Posted by Bala Deshpande on Wed, Mar 23, 2011 @ 11:00 AM

In the last couple of articles we discussed what type of business analytics problems can be addressed by chi-square test for independence and also how to implement the test with an actual example. In this article we will discuss the mechanics of the technique itself and try to understand why and how the chi-square technique works.

Remember that the chi-square test is needed when the data are categorical (or nominal) in nature: for example if a variable is the type of financial investment, its range of values could be stocks, bonds and cash. Therefore the analysis involves counting occurrences (of stocks, bonds and cash) and comparing variables (type of investment, customer demographic etc) based on occurrences. Thus the chi-square test works by keeping track of frequencies of occurrences.contingency table chi square test

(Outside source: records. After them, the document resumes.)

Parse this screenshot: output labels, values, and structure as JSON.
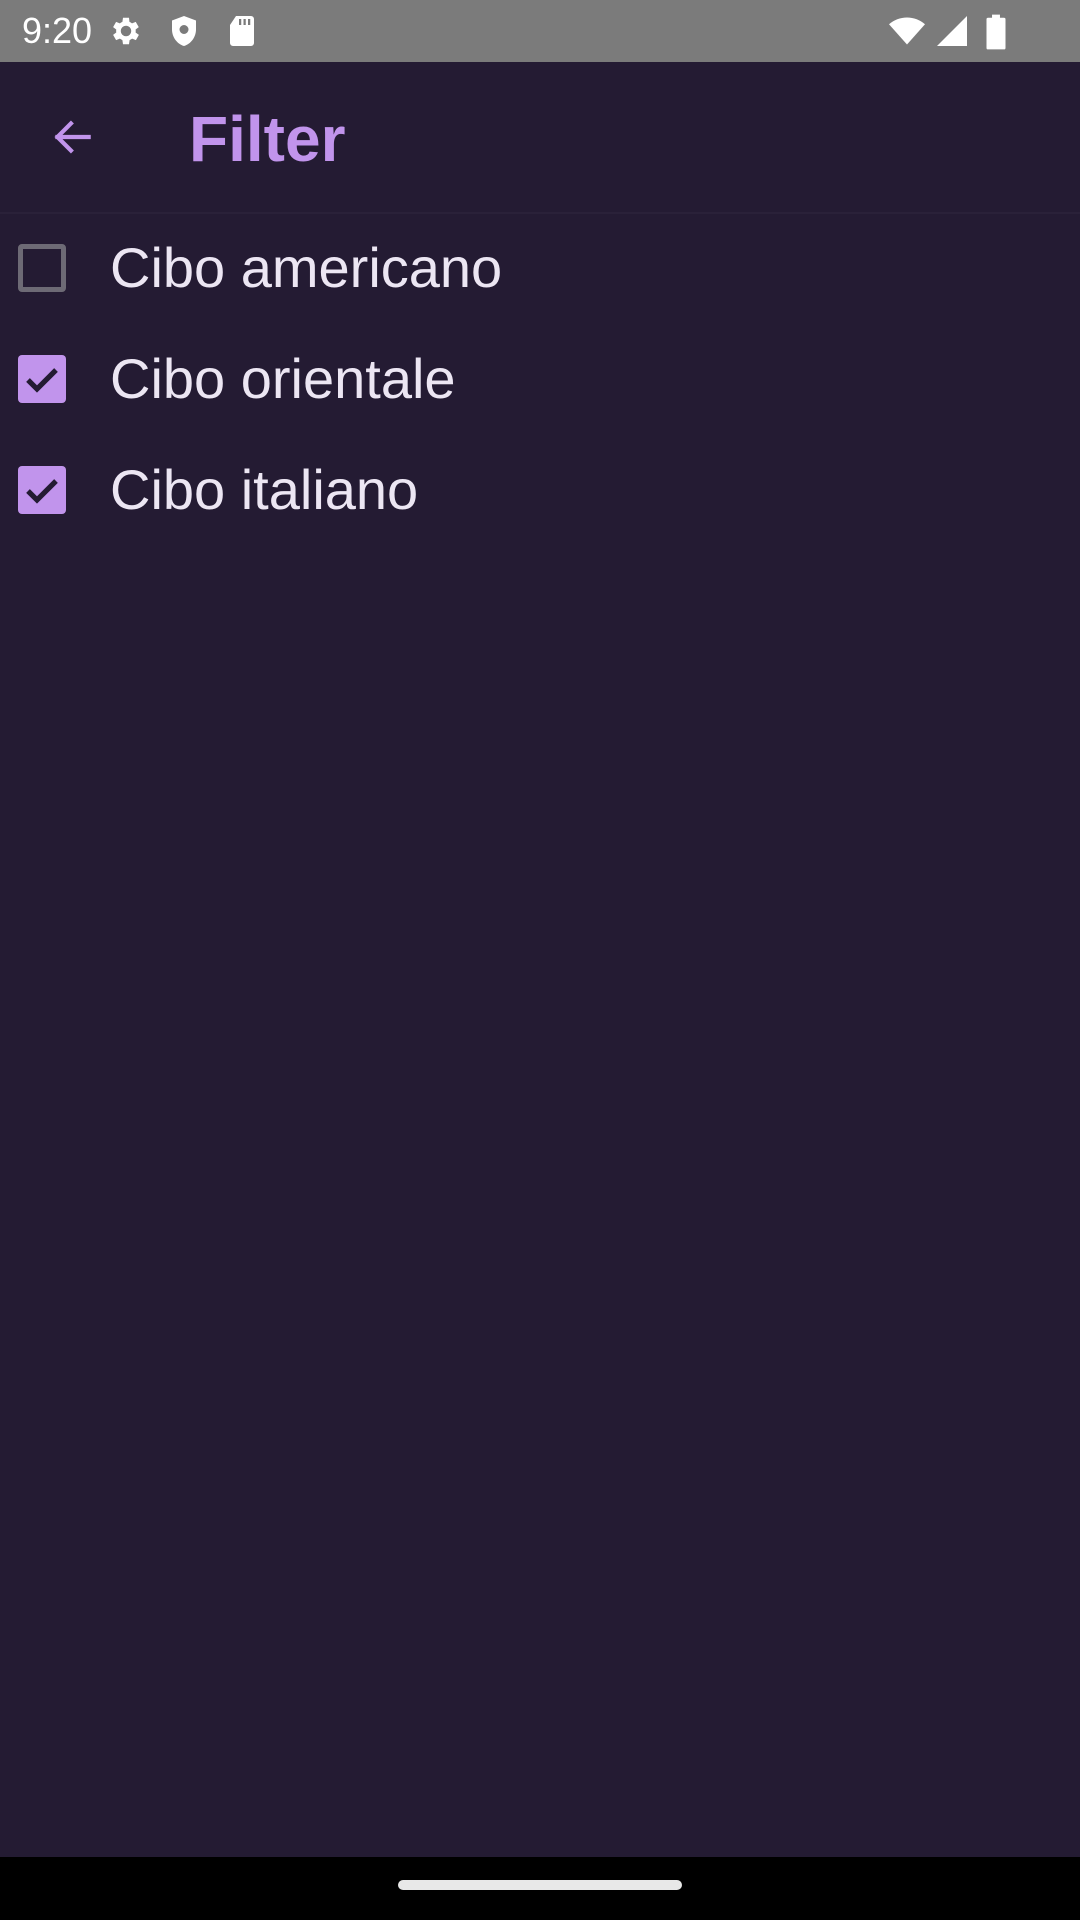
{
  "status_bar": {
    "time": "9:20",
    "left_icons": [
      "gear-icon",
      "shield-icon",
      "sd-card-icon"
    ],
    "right_icons": [
      "wifi-icon",
      "signal-icon",
      "battery-icon"
    ]
  },
  "app_bar": {
    "back_icon": "arrow-left-icon",
    "title": "Filter"
  },
  "filters": [
    {
      "label": "Cibo americano",
      "checked": false
    },
    {
      "label": "Cibo orientale",
      "checked": true
    },
    {
      "label": "Cibo italiano",
      "checked": true
    }
  ],
  "colors": {
    "background": "#241b33",
    "accent": "#c194ec",
    "status_bar": "#7b7b7b",
    "text": "#ece6f3",
    "nav_bar": "#000000"
  }
}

Concept 1:

The chi-square test basically checks if the frequencies of  occurrences across any pair of variables (such as type of investment and customer demographic) are correlated. Thus it is simply a means for comparing "categorical correlations".

Concept 2:

The underlying principle is based on probabilities of occurrences: If event A happens, what is the probability that event B also happens (correlation)? The multiplication law of probabilities states that if event A happening is independent of event B, then the probabilities of A and B happening together is simply (pa * pb).

Concept 3:

Each cell in a contingency table first computes this joint probability. The next step is to convert this joint probability into an "expected frequency" which is simply (pa*pb*N) where N is the sum of all occurrences in the dataset.

The test of independence between any two parameters is done by checking if this expected frequency is the same as the actual observed frequency for that cell in the table. If all expected frequencies are equal (or very close) to the corresponding observed frequencies, then the value of square of the difference between them (and hence the name CHI-SQUARE) will be very low. In such a case, we conclude the two parameters are independent (or not related).

Key Takeaways:

  • Use chi-square to test if two categorical variables are related or independent
  • Chi-square test works on the multiplication law of probabilities
  • Need to exercise caution when the expected frequencies are "very small". In a next article we will talk about some special cases of application and explore this fact in detail.

Chi-squared test of independence is a very useful tool for any predictive analytics professional.  What other type of business problems are best solved by using these tools?


Topics: business analytics, correlations, chi square test